For a Louisiana woman–turned–New Yorker, going home to her coastal town means facing an old loss—and finding new possibilities in love and life.
Vashti Alcindor thought she would never return to Catalina Cove after the way the community reacted to her teen pregnancy 16 years ago. But inheriting her aunt's B&B and getting laid off from her job at a Manhattan luxury hotel—all this on the heels of a divorce—lead her back to her roots, and then an unexpected business offer makes her rethink her plan to return to the big city. Vashti's electric attraction to the town’s sheriff, Sawyer Grisham, is another unforeseen complication. The setup is reminiscent of a classic B&B romance à la Nora Roberts. Sawyer is a widowed father, and he (and his daughter, Jade) feels that Vashti is right for him, but she is reluctant to commit to anything that would put her heart at risk and invite gossip. Despite the detailed sex scenes and episodes that show a deepening of Sawyer and Vashti’s connection, Jackson (An Honorable Seduction, 2018, etc.) is veering into women’s fiction territory here. The most intriguing parts of the novel have to do with the revelations about Vashti’s youth and her parents’ meddling in the choices she made and the ripple effects of those actions in her current life. Related to these is the large cast of characters, which not only includes people in the Cove (including some who will become couples in future romances), but also in other states.

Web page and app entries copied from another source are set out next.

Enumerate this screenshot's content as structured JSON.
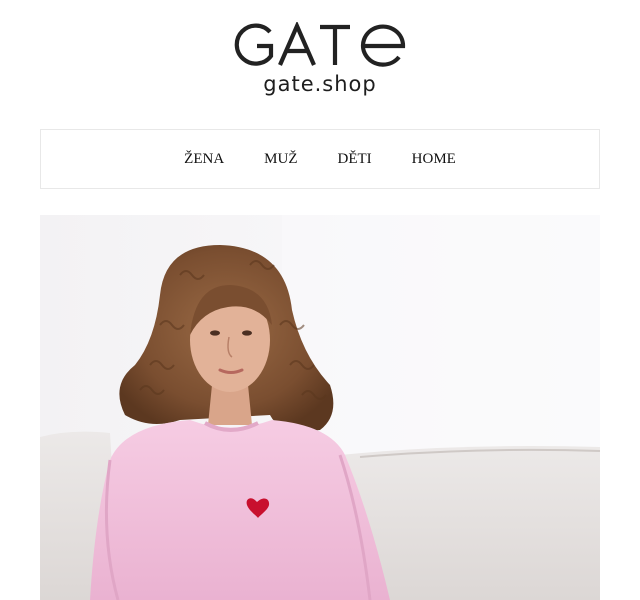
{
  "brand": {
    "logo_text": "GATE",
    "domain": "gate.shop"
  },
  "nav": {
    "items": [
      {
        "label": "ŽENA"
      },
      {
        "label": "MUŽ"
      },
      {
        "label": "DĚTI"
      },
      {
        "label": "HOME"
      }
    ]
  },
  "colors": {
    "text": "#111111",
    "border": "#e8e8e8",
    "hero_background": "#f4f2f4",
    "sweater_pink": "#f2c0dc",
    "heart_red": "#c8102e"
  },
  "hero": {
    "icon": "model-photo"
  }
}
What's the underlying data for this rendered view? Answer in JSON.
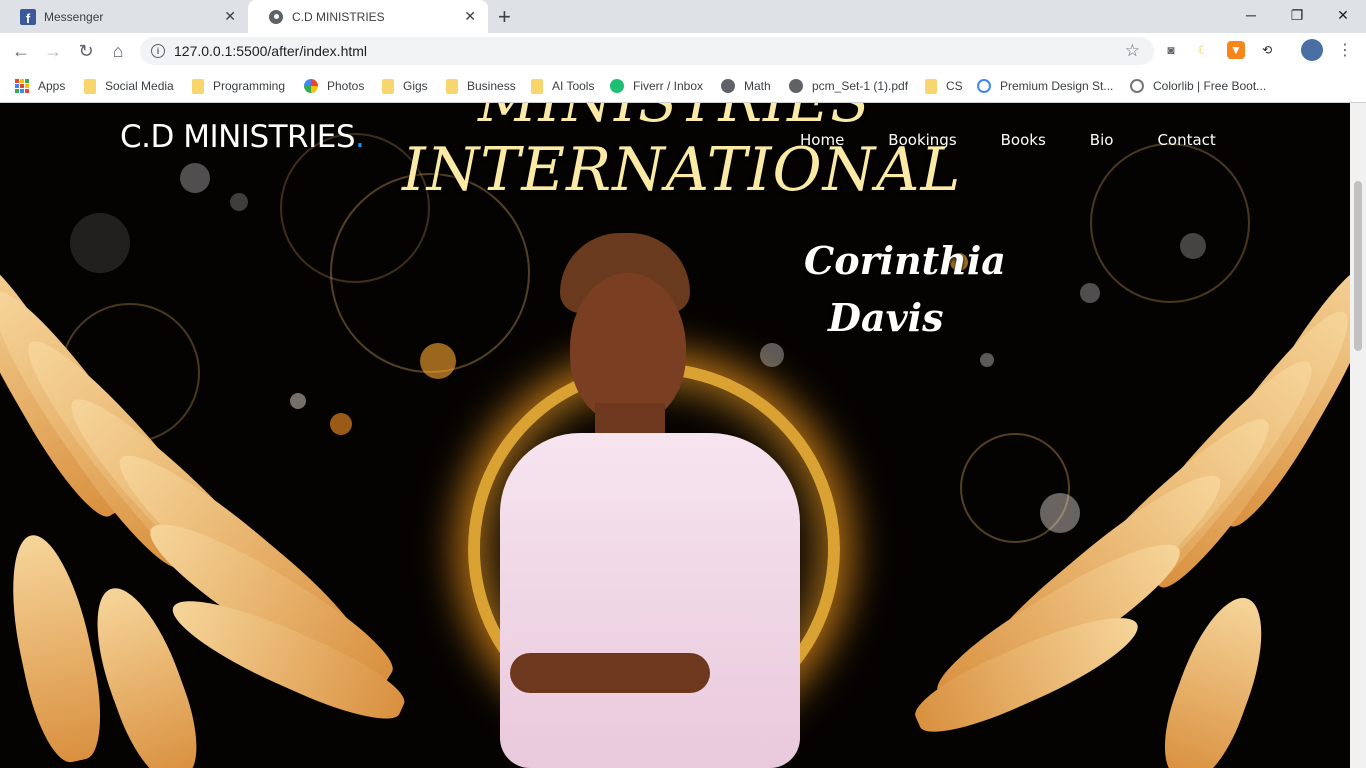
{
  "browser": {
    "tabs": [
      {
        "title": "Messenger",
        "icon": "facebook-icon",
        "active": false
      },
      {
        "title": "C.D MINISTRIES",
        "icon": "globe-icon",
        "active": true
      }
    ],
    "new_tab_symbol": "+",
    "url": "127.0.0.1:5500/after/index.html",
    "bookmarks": [
      {
        "label": "Apps",
        "icon": "apps-grid-icon"
      },
      {
        "label": "Social Media",
        "icon": "folder-icon"
      },
      {
        "label": "Programming",
        "icon": "folder-icon"
      },
      {
        "label": "Photos",
        "icon": "photos-pinwheel-icon"
      },
      {
        "label": "Gigs",
        "icon": "folder-icon"
      },
      {
        "label": "Business",
        "icon": "folder-icon"
      },
      {
        "label": "AI Tools",
        "icon": "folder-icon"
      },
      {
        "label": "Fiverr / Inbox",
        "icon": "fiverr-icon"
      },
      {
        "label": "Math",
        "icon": "globe-icon"
      },
      {
        "label": "pcm_Set-1 (1).pdf",
        "icon": "globe-icon"
      },
      {
        "label": "CS",
        "icon": "folder-icon"
      },
      {
        "label": "Premium Design St...",
        "icon": "link-icon"
      },
      {
        "label": "Colorlib | Free Boot...",
        "icon": "wordpress-icon"
      }
    ]
  },
  "site": {
    "logo": "C.D MINISTRIES",
    "logo_dot": ".",
    "banner_line1": "MINISTRIES",
    "banner_line2": "INTERNATIONAL",
    "nav": [
      "Home",
      "Bookings",
      "Books",
      "Bio",
      "Contact"
    ],
    "name_line1": "Corinthia",
    "name_line2": "Davis"
  },
  "colors": {
    "banner_gold": "#fbeaa6",
    "logo_dot_blue": "#1e90ff",
    "background": "#050302",
    "wing_gold": "#e8b36a"
  }
}
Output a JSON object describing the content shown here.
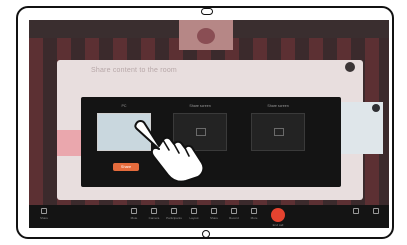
{
  "device": {
    "type": "tablet"
  },
  "screen": {
    "clock": "",
    "share_dialog": {
      "title": "Share content to the room"
    },
    "source_picker": {
      "sources": [
        {
          "label": "PC",
          "sublabel": ""
        },
        {
          "label": "Share screen",
          "sublabel": ""
        },
        {
          "label": "Share screen",
          "sublabel": ""
        }
      ],
      "share_button_label": "Share"
    },
    "toolbar": {
      "left_label": "Share",
      "items": [
        "Mute",
        "Camera",
        "Participants",
        "Layout",
        "Share",
        "Record",
        "More"
      ],
      "end_call_label": "End call",
      "right_items": [
        "",
        ""
      ]
    }
  },
  "overlay": {
    "gesture": "tap-hand-icon"
  },
  "colors": {
    "accent_orange": "#e46b3c",
    "end_call_red": "#e5432f",
    "picker_bg": "#141414",
    "panel_bg": "#e8dede"
  }
}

As the plot inches toward the climax, a huge coincidence threatens to turn the story into a soap opera, but it stops short of treacly melodrama.
More loosely paced than ideal—there are numerous trips and a tiresome number of references to people eating blueberry-infused food—but the heroine’s unusual backstory and the passages on local history and Creole identity add some freshness to this small-town inn-owner romance.